§ What is being asked:
Repeat the full listing that follows, word for word.
[Start of Attachment]
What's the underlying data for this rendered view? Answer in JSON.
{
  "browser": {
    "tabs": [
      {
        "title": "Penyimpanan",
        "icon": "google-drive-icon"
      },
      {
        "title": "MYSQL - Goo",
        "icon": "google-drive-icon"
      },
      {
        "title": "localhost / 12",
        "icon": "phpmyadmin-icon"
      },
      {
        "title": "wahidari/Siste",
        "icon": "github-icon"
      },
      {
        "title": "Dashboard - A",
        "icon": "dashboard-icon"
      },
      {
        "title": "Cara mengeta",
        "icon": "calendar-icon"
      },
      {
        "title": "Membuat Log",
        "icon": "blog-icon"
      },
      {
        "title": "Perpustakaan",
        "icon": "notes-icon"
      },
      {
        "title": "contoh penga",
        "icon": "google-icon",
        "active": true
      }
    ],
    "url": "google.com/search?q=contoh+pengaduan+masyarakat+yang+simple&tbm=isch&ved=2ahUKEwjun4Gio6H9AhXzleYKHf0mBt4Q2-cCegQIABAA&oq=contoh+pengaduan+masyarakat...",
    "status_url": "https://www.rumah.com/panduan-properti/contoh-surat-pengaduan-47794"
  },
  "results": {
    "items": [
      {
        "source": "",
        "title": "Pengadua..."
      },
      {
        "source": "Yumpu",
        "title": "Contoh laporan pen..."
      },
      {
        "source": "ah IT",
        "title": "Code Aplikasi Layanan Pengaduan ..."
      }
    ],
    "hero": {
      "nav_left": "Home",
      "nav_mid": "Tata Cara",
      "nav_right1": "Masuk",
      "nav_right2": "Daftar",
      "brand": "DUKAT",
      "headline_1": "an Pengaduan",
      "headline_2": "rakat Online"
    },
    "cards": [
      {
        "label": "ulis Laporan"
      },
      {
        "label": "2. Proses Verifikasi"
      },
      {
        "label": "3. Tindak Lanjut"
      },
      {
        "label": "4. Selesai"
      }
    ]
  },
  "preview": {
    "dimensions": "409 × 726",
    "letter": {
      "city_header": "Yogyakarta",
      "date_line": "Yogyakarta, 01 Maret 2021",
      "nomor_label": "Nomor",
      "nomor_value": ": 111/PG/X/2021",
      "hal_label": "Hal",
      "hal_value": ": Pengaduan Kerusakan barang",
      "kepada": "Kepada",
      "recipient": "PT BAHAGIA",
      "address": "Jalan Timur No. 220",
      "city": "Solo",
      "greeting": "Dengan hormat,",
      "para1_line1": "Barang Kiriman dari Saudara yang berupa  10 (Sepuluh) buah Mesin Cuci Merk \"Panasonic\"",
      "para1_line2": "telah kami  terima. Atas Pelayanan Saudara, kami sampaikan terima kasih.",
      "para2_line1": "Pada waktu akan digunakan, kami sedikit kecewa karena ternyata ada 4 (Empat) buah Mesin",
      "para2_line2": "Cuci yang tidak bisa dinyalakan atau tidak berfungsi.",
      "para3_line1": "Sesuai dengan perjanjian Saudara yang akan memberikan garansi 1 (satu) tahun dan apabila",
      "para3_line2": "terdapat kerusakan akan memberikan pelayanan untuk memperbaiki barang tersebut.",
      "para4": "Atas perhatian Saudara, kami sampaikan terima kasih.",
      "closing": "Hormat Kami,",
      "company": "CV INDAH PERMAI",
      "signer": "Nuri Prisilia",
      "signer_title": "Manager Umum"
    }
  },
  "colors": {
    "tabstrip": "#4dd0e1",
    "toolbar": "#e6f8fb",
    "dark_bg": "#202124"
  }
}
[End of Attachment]
§ Written response:
What's the underlying data for this rendered view? Answer in JSON.
{
  "browser": {
    "tabs": [
      {
        "title": "Penyimpanan",
        "icon": "google-drive-icon"
      },
      {
        "title": "MYSQL - Goo",
        "icon": "google-drive-icon"
      },
      {
        "title": "localhost / 12",
        "icon": "phpmyadmin-icon"
      },
      {
        "title": "wahidari/Siste",
        "icon": "github-icon"
      },
      {
        "title": "Dashboard - A",
        "icon": "dashboard-icon"
      },
      {
        "title": "Cara mengeta",
        "icon": "calendar-icon"
      },
      {
        "title": "Membuat Log",
        "icon": "blog-icon"
      },
      {
        "title": "Perpustakaan",
        "icon": "notes-icon"
      },
      {
        "title": "contoh penga",
        "icon": "google-icon",
        "active": true
      }
    ],
    "url": "google.com/search?q=contoh+pengaduan+masyarakat+yang+simple&tbm=isch&ved=2ahUKEwjun4Gio6H9AhXzleYKHf0mBt4Q2-cCegQIABAA&oq=contoh+pengaduan+masyarakat...",
    "status_url": "https://www.rumah.com/panduan-properti/contoh-surat-pengaduan-47794"
  },
  "results": {
    "items": [
      {
        "source": "",
        "title": "Pengadua..."
      },
      {
        "source": "Yumpu",
        "title": "Contoh laporan pen..."
      },
      {
        "source": "ah IT",
        "title": "Code Aplikasi Layanan Pengaduan ..."
      }
    ],
    "hero": {
      "nav_left": "Home",
      "nav_mid": "Tata Cara",
      "nav_right1": "Masuk",
      "nav_right2": "Daftar",
      "brand": "DUKAT",
      "headline_1": "an Pengaduan",
      "headline_2": "rakat Online"
    },
    "cards": [
      {
        "label": "ulis Laporan"
      },
      {
        "label": "2. Proses Verifikasi"
      },
      {
        "label": "3. Tindak Lanjut"
      },
      {
        "label": "4. Selesai"
      }
    ]
  },
  "preview": {
    "dimensions": "409 × 726",
    "letter": {
      "city_header": "Yogyakarta",
      "date_line": "Yogyakarta, 01 Maret 2021",
      "nomor_label": "Nomor",
      "nomor_value": ": 111/PG/X/2021",
      "hal_label": "Hal",
      "hal_value": ": Pengaduan Kerusakan barang",
      "kepada": "Kepada",
      "recipient": "PT BAHAGIA",
      "address": "Jalan Timur No. 220",
      "city": "Solo",
      "greeting": "Dengan hormat,",
      "para1_line1": "Barang Kiriman dari Saudara yang berupa  10 (Sepuluh) buah Mesin Cuci Merk \"Panasonic\"",
      "para1_line2": "telah kami  terima. Atas Pelayanan Saudara, kami sampaikan terima kasih.",
      "para2_line1": "Pada waktu akan digunakan, kami sedikit kecewa karena ternyata ada 4 (Empat) buah Mesin",
      "para2_line2": "Cuci yang tidak bisa dinyalakan atau tidak berfungsi.",
      "para3_line1": "Sesuai dengan perjanjian Saudara yang akan memberikan garansi 1 (satu) tahun dan apabila",
      "para3_line2": "terdapat kerusakan akan memberikan pelayanan untuk memperbaiki barang tersebut.",
      "para4": "Atas perhatian Saudara, kami sampaikan terima kasih.",
      "closing": "Hormat Kami,",
      "company": "CV INDAH PERMAI",
      "signer": "Nuri Prisilia",
      "signer_title": "Manager Umum"
    }
  },
  "colors": {
    "tabstrip": "#4dd0e1",
    "toolbar": "#e6f8fb",
    "dark_bg": "#202124"
  }
}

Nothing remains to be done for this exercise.